__THE RECORDS__.
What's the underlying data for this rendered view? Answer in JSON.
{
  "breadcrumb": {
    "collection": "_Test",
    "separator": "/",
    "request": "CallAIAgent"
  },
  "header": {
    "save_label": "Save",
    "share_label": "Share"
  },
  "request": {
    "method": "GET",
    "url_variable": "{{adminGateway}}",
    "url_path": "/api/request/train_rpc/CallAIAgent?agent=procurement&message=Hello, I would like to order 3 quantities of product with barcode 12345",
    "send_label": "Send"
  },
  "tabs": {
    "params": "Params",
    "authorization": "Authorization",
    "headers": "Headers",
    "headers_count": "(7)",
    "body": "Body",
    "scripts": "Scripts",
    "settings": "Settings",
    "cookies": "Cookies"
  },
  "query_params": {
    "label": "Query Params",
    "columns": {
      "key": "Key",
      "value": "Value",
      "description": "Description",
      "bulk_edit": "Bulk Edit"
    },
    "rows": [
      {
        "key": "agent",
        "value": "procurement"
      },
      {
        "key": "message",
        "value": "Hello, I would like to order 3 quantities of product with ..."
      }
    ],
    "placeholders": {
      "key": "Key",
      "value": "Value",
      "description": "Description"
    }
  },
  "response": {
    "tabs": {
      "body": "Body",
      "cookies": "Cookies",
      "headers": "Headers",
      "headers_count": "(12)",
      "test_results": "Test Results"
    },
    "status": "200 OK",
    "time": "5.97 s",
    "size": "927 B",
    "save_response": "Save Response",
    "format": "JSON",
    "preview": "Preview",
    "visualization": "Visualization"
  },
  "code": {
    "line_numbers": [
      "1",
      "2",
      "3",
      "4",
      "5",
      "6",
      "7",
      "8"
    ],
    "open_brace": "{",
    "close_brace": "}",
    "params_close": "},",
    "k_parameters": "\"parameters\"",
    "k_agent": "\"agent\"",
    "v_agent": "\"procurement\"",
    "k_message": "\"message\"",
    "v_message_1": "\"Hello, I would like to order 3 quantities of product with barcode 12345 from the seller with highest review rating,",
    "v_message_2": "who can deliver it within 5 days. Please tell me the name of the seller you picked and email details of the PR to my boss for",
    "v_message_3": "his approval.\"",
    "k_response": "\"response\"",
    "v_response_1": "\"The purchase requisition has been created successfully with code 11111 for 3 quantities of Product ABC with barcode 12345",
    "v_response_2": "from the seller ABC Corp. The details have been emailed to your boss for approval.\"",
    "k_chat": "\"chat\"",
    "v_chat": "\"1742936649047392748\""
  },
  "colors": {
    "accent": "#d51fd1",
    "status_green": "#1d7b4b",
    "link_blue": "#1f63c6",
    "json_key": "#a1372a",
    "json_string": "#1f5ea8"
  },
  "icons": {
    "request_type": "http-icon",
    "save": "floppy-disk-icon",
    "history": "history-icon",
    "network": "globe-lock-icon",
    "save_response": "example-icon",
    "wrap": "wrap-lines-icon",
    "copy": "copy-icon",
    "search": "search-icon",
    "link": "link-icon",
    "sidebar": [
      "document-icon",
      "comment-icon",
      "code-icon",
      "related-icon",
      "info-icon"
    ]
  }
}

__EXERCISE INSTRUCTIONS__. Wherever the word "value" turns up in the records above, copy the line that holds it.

__OUTPUT FOR THIS TASK__.
      "value": "Value",
        "value": "procurement"
        "value": "Hello, I would like to order 3 quantities of product with ..."
      "value": "Value",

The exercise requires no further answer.